Spud, who was allowed to wander the house, found Johnny Fever several times. I remember how he just laid down and started crying until someone came and rescued the fish. Not once did he touch the fish, not once did he test it with a lick. He just laid down and cried actual doggy tears until someone came to rescue the fish.
Spud loved stuffed animals. A one-dollar animal bought at the dollar store would provide him with a year of comfort before it would finally become too dirty or damaged to withstand. Stuffing was never purposefully removed.
Every morning, someone would put food out for Spud to eat. He would thank the person graciously with a couple twirls, then pick up a few kibbles and bring them to each of his animals. Once done distributing the goods, he would go eat the portion he’d saved for himself. Of course, after that was completed, he’d come nuzzle an animal, worry about why it wasn’t eating, then consume the kibble he’d given them.
He did this almost every morning.
The Man with No Nose
My dad owned his own construction company. It was a small business, and he built houses and artisan cabinetry by hand. One of the employees he had while we owned Spud was a man who’d been to prison for hauling and selling cocaine, but papers and probation officers said he’d reformed. I never saw the man in person, but everyone said he was missing part of his nose from where it’d burned up from all the cocaine.
One evening, my dad caught me slinking through the dark living room. He sipped coffee in the room, all the lights off, and asked me if I loved my dog. He gave me an offer, said that the Man with No Nose would give me $1,500 for that dog.
I said no – I loved my dog.
$2,000. $3,000. How much would I be willing to sell that dog for? The little rat couldn’t be worth that.
I wanted my dog. I wanted to come home after school and see the little thing, go on hikes through the woods, carry him when he got tired. I wanted to watch Le Tour with him during the summers. I wanted to comfort him during hunting season when guns echoed through the mountains.

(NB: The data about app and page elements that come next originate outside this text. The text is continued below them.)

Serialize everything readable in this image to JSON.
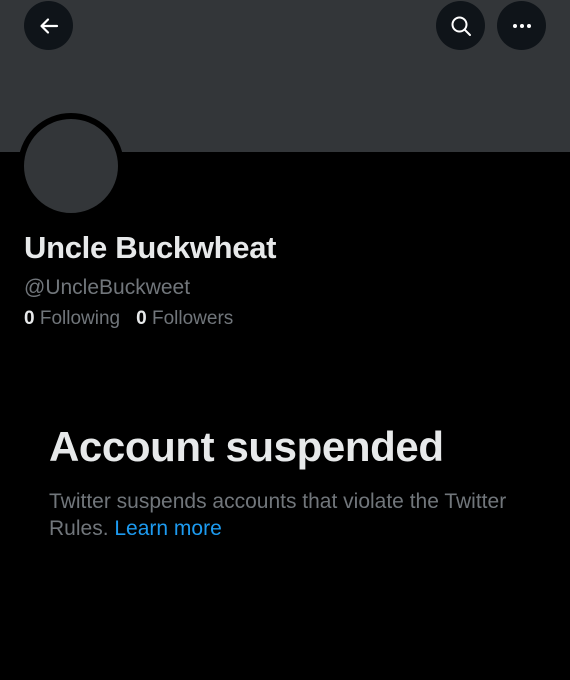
{
  "profile": {
    "display_name": "Uncle Buckwheat",
    "handle": "@UncleBuckweet",
    "following_count": "0",
    "following_label": "Following",
    "followers_count": "0",
    "followers_label": "Followers"
  },
  "header": {
    "back_icon": "arrow-left-icon",
    "search_icon": "search-icon",
    "more_icon": "more-horizontal-icon"
  },
  "suspension": {
    "title": "Account suspended",
    "message": "Twitter suspends accounts that violate the Twitter Rules.",
    "link_label": "Learn more"
  },
  "colors": {
    "background": "#000000",
    "banner": "#333639",
    "primary_text": "#e7e9ea",
    "secondary_text": "#71767b",
    "link": "#1d9bf0"
  }
}
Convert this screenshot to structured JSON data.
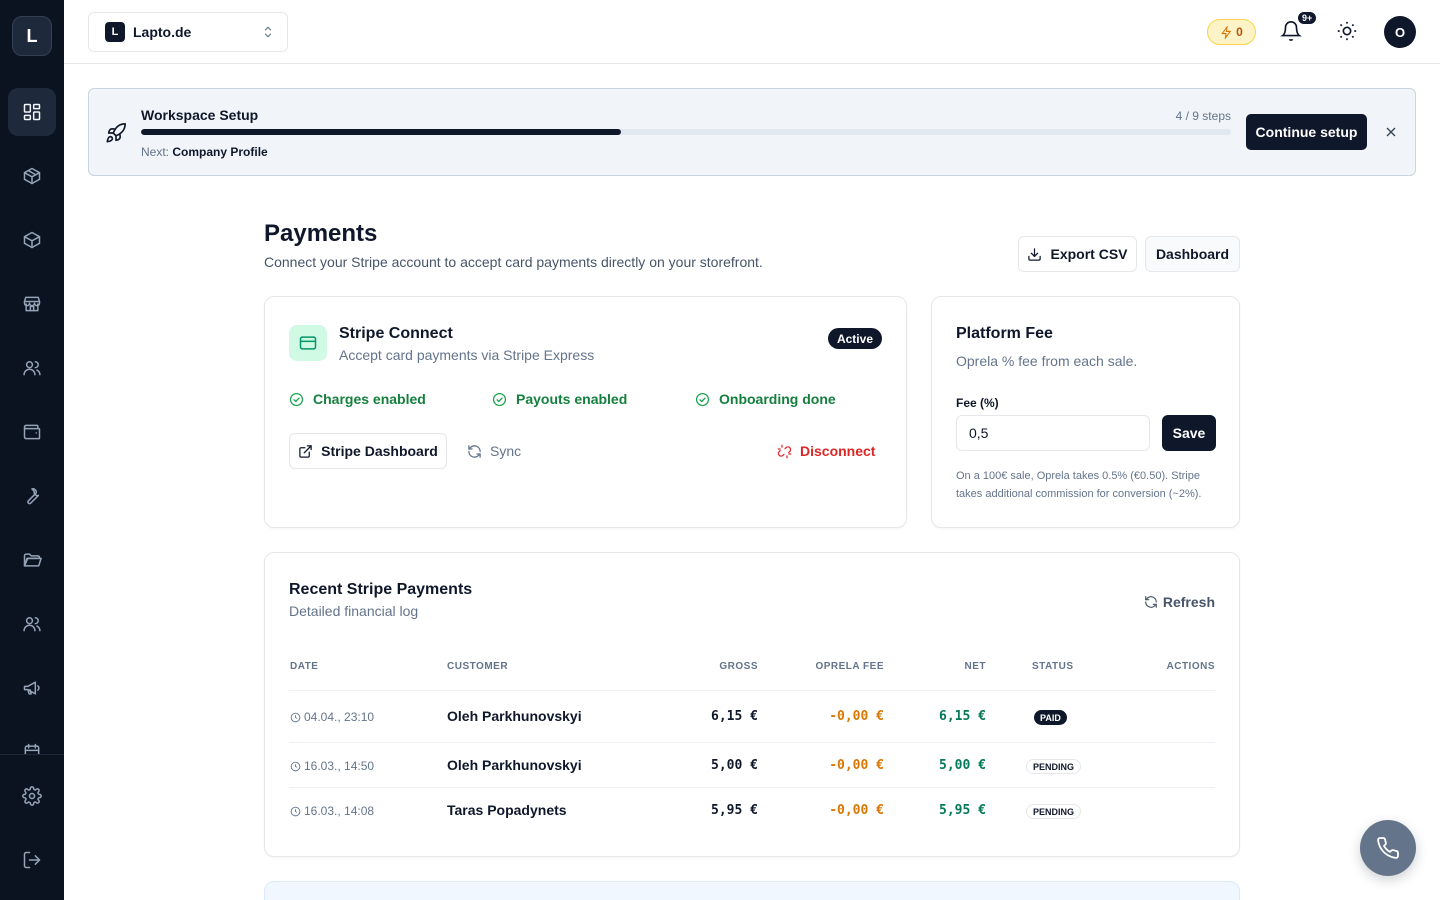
{
  "sidebar": {
    "logo_letter": "L",
    "items": [
      {
        "icon": "dashboard-icon"
      },
      {
        "icon": "package-icon"
      },
      {
        "icon": "box-icon"
      },
      {
        "icon": "store-icon"
      },
      {
        "icon": "users-icon"
      },
      {
        "icon": "wallet-icon"
      },
      {
        "icon": "wrench-icon"
      },
      {
        "icon": "folder-icon"
      },
      {
        "icon": "team-icon"
      },
      {
        "icon": "megaphone-icon"
      },
      {
        "icon": "calendar-icon"
      }
    ],
    "bottom_items": [
      {
        "icon": "settings-icon"
      },
      {
        "icon": "logout-icon"
      }
    ]
  },
  "topbar": {
    "workspace_badge": "L",
    "workspace_name": "Lapto.de",
    "credits": "0",
    "notifications_count": "9+",
    "avatar_letter": "O"
  },
  "setup": {
    "title": "Workspace Setup",
    "steps": "4 / 9 steps",
    "progress": 0.44,
    "next_label": "Next:",
    "next_value": "Company Profile",
    "continue_label": "Continue setup"
  },
  "page": {
    "title": "Payments",
    "subtitle": "Connect your Stripe account to accept card payments directly on your storefront.",
    "export_label": "Export CSV",
    "dashboard_label": "Dashboard"
  },
  "stripe_connect": {
    "title": "Stripe Connect",
    "subtitle": "Accept card payments via Stripe Express",
    "status": "Active",
    "checks": [
      "Charges enabled",
      "Payouts enabled",
      "Onboarding done"
    ],
    "dashboard_button": "Stripe Dashboard",
    "sync_button": "Sync",
    "disconnect_button": "Disconnect"
  },
  "platform_fee": {
    "title": "Platform Fee",
    "subtitle": "Oprela % fee from each sale.",
    "fee_label": "Fee (%)",
    "fee_value": "0,5",
    "save_label": "Save",
    "note": "On a 100€ sale, Oprela takes 0.5% (€0.50). Stripe takes additional commission for conversion (~2%)."
  },
  "recent_payments": {
    "title": "Recent Stripe Payments",
    "subtitle": "Detailed financial log",
    "refresh_label": "Refresh",
    "columns": [
      "DATE",
      "CUSTOMER",
      "GROSS",
      "OPRELA FEE",
      "NET",
      "STATUS",
      "ACTIONS"
    ],
    "rows": [
      {
        "date": "04.04., 23:10",
        "customer": "Oleh Parkhunovskyi",
        "gross": "6,15 €",
        "fee": "-0,00 €",
        "net": "6,15 €",
        "status": "PAID"
      },
      {
        "date": "16.03., 14:50",
        "customer": "Oleh Parkhunovskyi",
        "gross": "5,00 €",
        "fee": "-0,00 €",
        "net": "5,00 €",
        "status": "PENDING"
      },
      {
        "date": "16.03., 14:08",
        "customer": "Taras Popadynets",
        "gross": "5,95 €",
        "fee": "-0,00 €",
        "net": "5,95 €",
        "status": "PENDING"
      }
    ]
  },
  "colors": {
    "sidebar_bg": "#0b1220",
    "primary": "#0f172a",
    "success": "#15803d",
    "danger": "#dc2626",
    "fee": "#d97706"
  }
}
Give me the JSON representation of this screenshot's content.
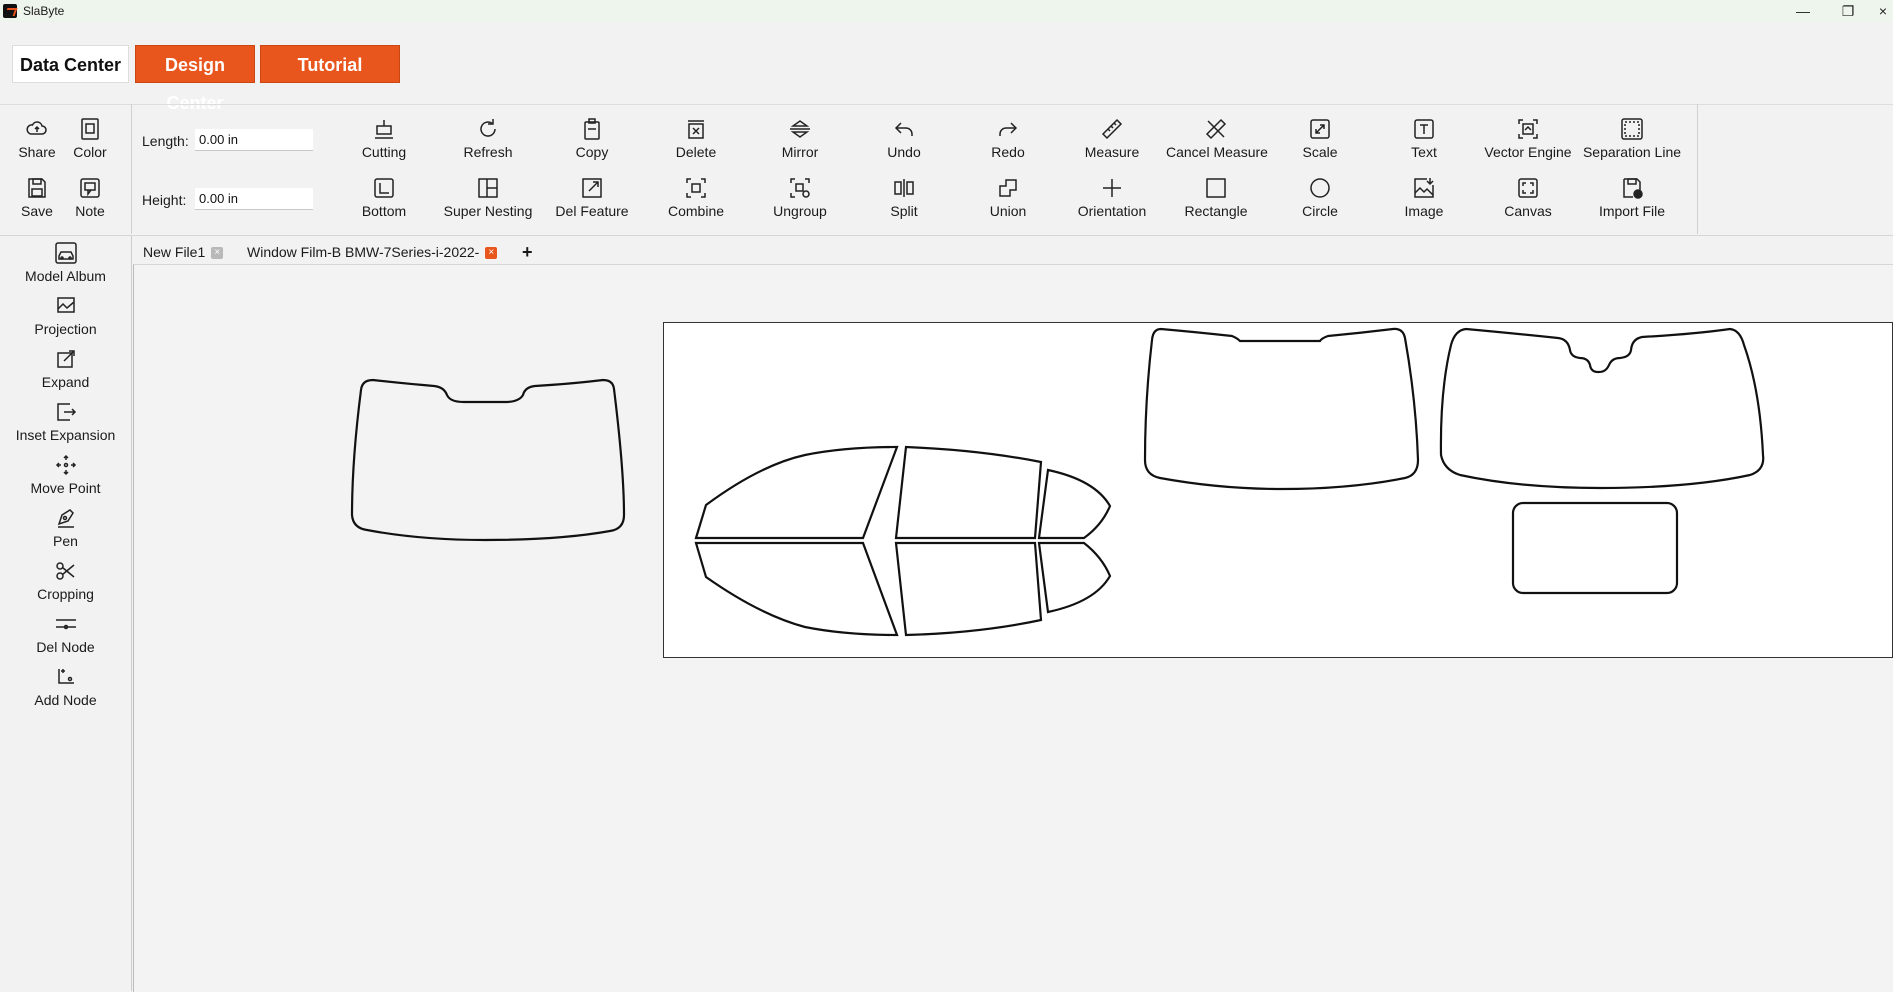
{
  "app": {
    "title": "SlaByte"
  },
  "window_controls": {
    "minimize": "—",
    "restore": "❐",
    "close": "×"
  },
  "nav_tabs": {
    "data_center": "Data Center",
    "design_center": "Design Center",
    "tutorial": "Tutorial"
  },
  "toolbar": {
    "left_tools": [
      {
        "label": "Share",
        "icon": "cloud-share-icon"
      },
      {
        "label": "Color",
        "icon": "color-icon"
      },
      {
        "label": "Save",
        "icon": "save-icon"
      },
      {
        "label": "Note",
        "icon": "note-icon"
      }
    ],
    "length": {
      "label": "Length:",
      "value": "0.00 in"
    },
    "height": {
      "label": "Height:",
      "value": "0.00 in"
    },
    "row1": [
      {
        "label": "Cutting",
        "icon": "cutting-icon"
      },
      {
        "label": "Refresh",
        "icon": "refresh-icon"
      },
      {
        "label": "Copy",
        "icon": "copy-icon"
      },
      {
        "label": "Delete",
        "icon": "delete-icon"
      },
      {
        "label": "Mirror",
        "icon": "mirror-icon"
      },
      {
        "label": "Undo",
        "icon": "undo-icon"
      },
      {
        "label": "Redo",
        "icon": "redo-icon"
      },
      {
        "label": "Measure",
        "icon": "ruler-icon"
      },
      {
        "label": "Cancel Measure",
        "icon": "cancel-ruler-icon"
      },
      {
        "label": "Scale",
        "icon": "scale-icon"
      },
      {
        "label": "Text",
        "icon": "text-icon"
      },
      {
        "label": "Vector Engine",
        "icon": "vector-engine-icon"
      },
      {
        "label": "Separation Line",
        "icon": "separation-line-icon"
      }
    ],
    "row2": [
      {
        "label": "Bottom",
        "icon": "bottom-icon"
      },
      {
        "label": "Super Nesting",
        "icon": "nesting-icon"
      },
      {
        "label": "Del Feature",
        "icon": "del-feature-icon"
      },
      {
        "label": "Combine",
        "icon": "combine-icon"
      },
      {
        "label": "Ungroup",
        "icon": "ungroup-icon"
      },
      {
        "label": "Split",
        "icon": "split-icon"
      },
      {
        "label": "Union",
        "icon": "union-icon"
      },
      {
        "label": "Orientation",
        "icon": "orientation-icon"
      },
      {
        "label": "Rectangle",
        "icon": "rectangle-icon"
      },
      {
        "label": "Circle",
        "icon": "circle-icon"
      },
      {
        "label": "Image",
        "icon": "image-icon"
      },
      {
        "label": "Canvas",
        "icon": "canvas-icon"
      },
      {
        "label": "Import File",
        "icon": "import-file-icon"
      }
    ]
  },
  "sidebar": {
    "items": [
      {
        "label": "Model Album",
        "icon": "car-album-icon"
      },
      {
        "label": "Projection",
        "icon": "projection-icon"
      },
      {
        "label": "Expand",
        "icon": "expand-icon"
      },
      {
        "label": "Inset Expansion",
        "icon": "inset-expansion-icon"
      },
      {
        "label": "Move Point",
        "icon": "move-point-icon"
      },
      {
        "label": "Pen",
        "icon": "pen-icon"
      },
      {
        "label": "Cropping",
        "icon": "scissors-icon"
      },
      {
        "label": "Del Node",
        "icon": "del-node-icon"
      },
      {
        "label": "Add Node",
        "icon": "add-node-icon"
      }
    ]
  },
  "file_tabs": [
    {
      "label": "New File1",
      "close": "×"
    },
    {
      "label": "Window Film-B BMW-7Series-i-2022-",
      "close": "×"
    }
  ],
  "add_tab": "+",
  "colors": {
    "accent": "#e8561e"
  }
}
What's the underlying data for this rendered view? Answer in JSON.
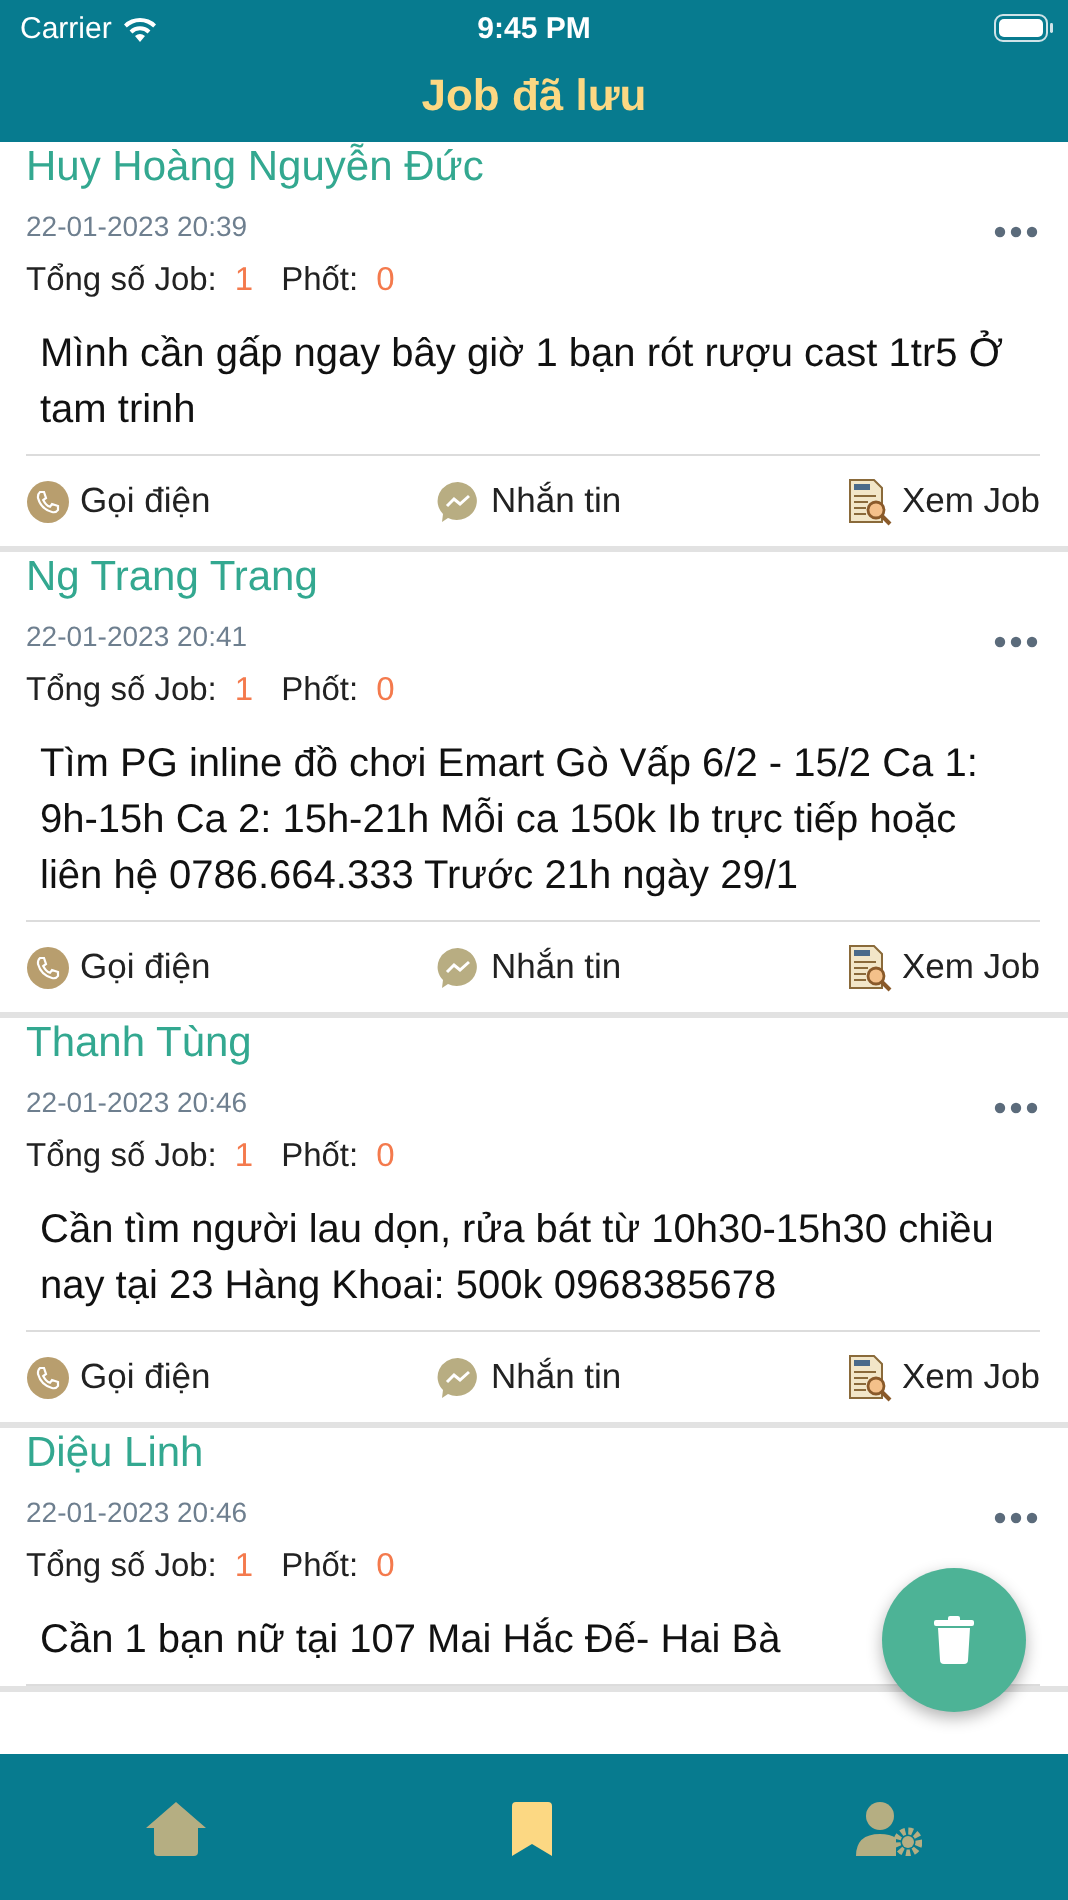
{
  "status_bar": {
    "carrier": "Carrier",
    "time": "9:45 PM"
  },
  "title": "Job đã lưu",
  "jobs": [
    {
      "name": "Huy Hoàng Nguyễn Đức",
      "date": "22-01-2023 20:39",
      "total_label": "Tổng số Job:",
      "total": "1",
      "scam_label": "Phốt:",
      "scam": "0",
      "description": "Mình cần gấp ngay bây giờ 1 bạn rót rượu cast 1tr5 Ở tam trinh",
      "actions": [
        "Gọi điện",
        "Nhắn tin",
        "Xem Job"
      ]
    },
    {
      "name": "Ng Trang Trang",
      "date": "22-01-2023 20:41",
      "total_label": "Tổng số Job:",
      "total": "1",
      "scam_label": "Phốt:",
      "scam": "0",
      "description": "Tìm PG inline đồ chơi Emart Gò Vấp 6/2 - 15/2 Ca 1: 9h-15h Ca 2: 15h-21h Mỗi ca 150k Ib trực tiếp hoặc liên hệ 0786.664.333 Trước 21h ngày 29/1",
      "actions": [
        "Gọi điện",
        "Nhắn tin",
        "Xem Job"
      ]
    },
    {
      "name": "Thanh Tùng",
      "date": "22-01-2023 20:46",
      "total_label": "Tổng số Job:",
      "total": "1",
      "scam_label": "Phốt:",
      "scam": "0",
      "description": "Cần tìm người lau dọn, rửa bát từ 10h30-15h30 chiều nay tại 23 Hàng Khoai: 500k 0968385678",
      "actions": [
        "Gọi điện",
        "Nhắn tin",
        "Xem Job"
      ]
    },
    {
      "name": "Diệu Linh",
      "date": "22-01-2023 20:46",
      "total_label": "Tổng số Job:",
      "total": "1",
      "scam_label": "Phốt:",
      "scam": "0",
      "description": "Cần 1 bạn nữ tại 107 Mai Hắc Đế- Hai Bà"
    }
  ],
  "tabs": [
    {
      "kind": "home",
      "selected": false
    },
    {
      "kind": "saved",
      "selected": true
    },
    {
      "kind": "account",
      "selected": false
    }
  ]
}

He took another sip of his coffee and said I didn’t love that dog, that I was passing up a great deal.
Some dogs don’t like when humans hug each other. Spud was no exception.
When two people hugged within his (albeit rather limited) line of sight, he would cry and run up to them. He’d paw at their legs and squirm, as best he could, into the middle of the hug. Upon reaching the center of the hug, he would stop crying and accept that all was right in the world.
A lot of dogs don’t like hugs because they feel trapped, but Spud would reach up with his front paws and beg to be hugged. He’d wrap his little arms around you, fall asleep on your lap, and cry out to be loved. He was patient with even small children.
Few small dogs can say the same.
We lived in the middle of nowhere, and crows flew around everywhere. Crow season meant the air was rife with the sound of bullets as people mowed through the murders.
Not exceptional in our hunting skills or our dedication to crow shooting, the little hollar in which I lived was home to a large number of crows. Crows, while not mockingbirds, are still pretty smart and have complex vocal chords. After figuring out that our little dog wasn’t truly competition for tablescraps, they also found a way to copy his high-pitched bark and barked back.
Out of all the things that could disturb this little, nearly-blind dog, crows caused him more consternation than anything else. Though he usually ignored TV, an episode of Star Trek: The Next Generation contained a holographic crow as part of Data’s imagination, and poor Spud flipped out. Any crow, whether on TV or real life, would make him cry and bark.
After killing him, my father supposedly put him in a shallow grave. The crows may have dug up parts of him, left the majority of the work for buzzards or coyotes.
I can’t stand that thought.